Task:
Copy the listing exactly. Omit nothing.
•••••
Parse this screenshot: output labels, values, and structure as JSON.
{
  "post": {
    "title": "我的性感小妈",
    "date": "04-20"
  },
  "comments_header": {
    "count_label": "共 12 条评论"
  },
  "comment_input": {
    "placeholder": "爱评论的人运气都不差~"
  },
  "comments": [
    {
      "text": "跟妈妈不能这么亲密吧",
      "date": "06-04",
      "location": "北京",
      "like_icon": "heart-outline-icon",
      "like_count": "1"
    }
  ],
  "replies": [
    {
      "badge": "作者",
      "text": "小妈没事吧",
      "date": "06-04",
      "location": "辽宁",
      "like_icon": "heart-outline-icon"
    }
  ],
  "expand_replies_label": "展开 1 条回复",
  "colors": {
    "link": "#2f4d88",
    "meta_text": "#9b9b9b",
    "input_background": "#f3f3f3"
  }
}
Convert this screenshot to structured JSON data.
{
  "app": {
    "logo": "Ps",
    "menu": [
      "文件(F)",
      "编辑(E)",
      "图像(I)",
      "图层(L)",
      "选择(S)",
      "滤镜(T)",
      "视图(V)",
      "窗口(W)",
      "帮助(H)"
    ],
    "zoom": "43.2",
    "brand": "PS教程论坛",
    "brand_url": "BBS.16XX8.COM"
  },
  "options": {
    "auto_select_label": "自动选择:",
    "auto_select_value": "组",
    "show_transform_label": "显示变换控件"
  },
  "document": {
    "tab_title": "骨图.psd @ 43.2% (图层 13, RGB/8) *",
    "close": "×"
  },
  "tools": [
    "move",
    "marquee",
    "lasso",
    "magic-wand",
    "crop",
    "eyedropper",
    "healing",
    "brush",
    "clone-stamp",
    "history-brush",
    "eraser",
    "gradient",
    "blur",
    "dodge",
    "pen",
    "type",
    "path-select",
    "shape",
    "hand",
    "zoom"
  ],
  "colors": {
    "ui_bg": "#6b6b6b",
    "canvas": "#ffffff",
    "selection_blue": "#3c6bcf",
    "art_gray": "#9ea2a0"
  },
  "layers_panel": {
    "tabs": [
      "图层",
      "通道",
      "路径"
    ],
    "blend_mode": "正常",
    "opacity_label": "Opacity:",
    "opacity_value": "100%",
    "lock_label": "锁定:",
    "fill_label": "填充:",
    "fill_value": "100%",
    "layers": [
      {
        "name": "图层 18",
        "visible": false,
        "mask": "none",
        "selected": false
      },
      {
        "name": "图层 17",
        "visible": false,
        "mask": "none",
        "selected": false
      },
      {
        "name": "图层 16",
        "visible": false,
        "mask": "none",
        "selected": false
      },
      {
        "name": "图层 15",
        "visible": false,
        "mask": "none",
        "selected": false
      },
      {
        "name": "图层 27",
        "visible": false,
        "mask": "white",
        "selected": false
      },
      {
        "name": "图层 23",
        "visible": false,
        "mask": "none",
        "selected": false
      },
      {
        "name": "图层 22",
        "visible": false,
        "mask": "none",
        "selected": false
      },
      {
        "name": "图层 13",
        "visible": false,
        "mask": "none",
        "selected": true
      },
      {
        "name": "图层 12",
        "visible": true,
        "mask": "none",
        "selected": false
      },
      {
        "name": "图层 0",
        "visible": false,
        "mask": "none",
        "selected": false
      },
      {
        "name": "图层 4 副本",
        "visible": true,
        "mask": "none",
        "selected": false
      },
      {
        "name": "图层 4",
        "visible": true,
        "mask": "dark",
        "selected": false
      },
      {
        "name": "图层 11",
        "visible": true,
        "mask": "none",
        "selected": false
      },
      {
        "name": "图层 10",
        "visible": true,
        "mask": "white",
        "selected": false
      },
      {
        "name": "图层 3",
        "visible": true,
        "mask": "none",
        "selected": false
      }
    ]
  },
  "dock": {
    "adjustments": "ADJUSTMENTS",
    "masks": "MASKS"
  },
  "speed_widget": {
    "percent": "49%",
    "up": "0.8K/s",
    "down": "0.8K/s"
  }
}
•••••
Your solution:
Parse this screenshot: output labels, values, and structure as JSON.
{
  "post": {
    "title": "我的性感小妈",
    "date": "04-20"
  },
  "comments_header": {
    "count_label": "共 12 条评论"
  },
  "comment_input": {
    "placeholder": "爱评论的人运气都不差~"
  },
  "comments": [
    {
      "text": "跟妈妈不能这么亲密吧",
      "date": "06-04",
      "location": "北京",
      "like_icon": "heart-outline-icon",
      "like_count": "1"
    }
  ],
  "replies": [
    {
      "badge": "作者",
      "text": "小妈没事吧",
      "date": "06-04",
      "location": "辽宁",
      "like_icon": "heart-outline-icon"
    }
  ],
  "expand_replies_label": "展开 1 条回复",
  "colors": {
    "link": "#2f4d88",
    "meta_text": "#9b9b9b",
    "input_background": "#f3f3f3"
  }
}
Convert this screenshot to structured JSON data.
{
  "app": {
    "logo": "Ps",
    "menu": [
      "文件(F)",
      "编辑(E)",
      "图像(I)",
      "图层(L)",
      "选择(S)",
      "滤镜(T)",
      "视图(V)",
      "窗口(W)",
      "帮助(H)"
    ],
    "zoom": "43.2",
    "brand": "PS教程论坛",
    "brand_url": "BBS.16XX8.COM"
  },
  "options": {
    "auto_select_label": "自动选择:",
    "auto_select_value": "组",
    "show_transform_label": "显示变换控件"
  },
  "document": {
    "tab_title": "骨图.psd @ 43.2% (图层 13, RGB/8) *",
    "close": "×"
  },
  "tools": [
    "move",
    "marquee",
    "lasso",
    "magic-wand",
    "crop",
    "eyedropper",
    "healing",
    "brush",
    "clone-stamp",
    "history-brush",
    "eraser",
    "gradient",
    "blur",
    "dodge",
    "pen",
    "type",
    "path-select",
    "shape",
    "hand",
    "zoom"
  ],
  "colors": {
    "ui_bg": "#6b6b6b",
    "canvas": "#ffffff",
    "selection_blue": "#3c6bcf",
    "art_gray": "#9ea2a0"
  },
  "layers_panel": {
    "tabs": [
      "图层",
      "通道",
      "路径"
    ],
    "blend_mode": "正常",
    "opacity_label": "Opacity:",
    "opacity_value": "100%",
    "lock_label": "锁定:",
    "fill_label": "填充:",
    "fill_value": "100%",
    "layers": [
      {
        "name": "图层 18",
        "visible": false,
        "mask": "none",
        "selected": false
      },
      {
        "name": "图层 17",
        "visible": false,
        "mask": "none",
        "selected": false
      },
      {
        "name": "图层 16",
        "visible": false,
        "mask": "none",
        "selected": false
      },
      {
        "name": "图层 15",
        "visible": false,
        "mask": "none",
        "selected": false
      },
      {
        "name": "图层 27",
        "visible": false,
        "mask": "white",
        "selected": false
      },
      {
        "name": "图层 23",
        "visible": false,
        "mask": "none",
        "selected": false
      },
      {
        "name": "图层 22",
        "visible": false,
        "mask": "none",
        "selected": false
      },
      {
        "name": "图层 13",
        "visible": false,
        "mask": "none",
        "selected": true
      },
      {
        "name": "图层 12",
        "visible": true,
        "mask": "none",
        "selected": false
      },
      {
        "name": "图层 0",
        "visible": false,
        "mask": "none",
        "selected": false
      },
      {
        "name": "图层 4 副本",
        "visible": true,
        "mask": "none",
        "selected": false
      },
      {
        "name": "图层 4",
        "visible": true,
        "mask": "dark",
        "selected": false
      },
      {
        "name": "图层 11",
        "visible": true,
        "mask": "none",
        "selected": false
      },
      {
        "name": "图层 10",
        "visible": true,
        "mask": "white",
        "selected": false
      },
      {
        "name": "图层 3",
        "visible": true,
        "mask": "none",
        "selected": false
      }
    ]
  },
  "dock": {
    "adjustments": "ADJUSTMENTS",
    "masks": "MASKS"
  },
  "speed_widget": {
    "percent": "49%",
    "up": "0.8K/s",
    "down": "0.8K/s"
  }
}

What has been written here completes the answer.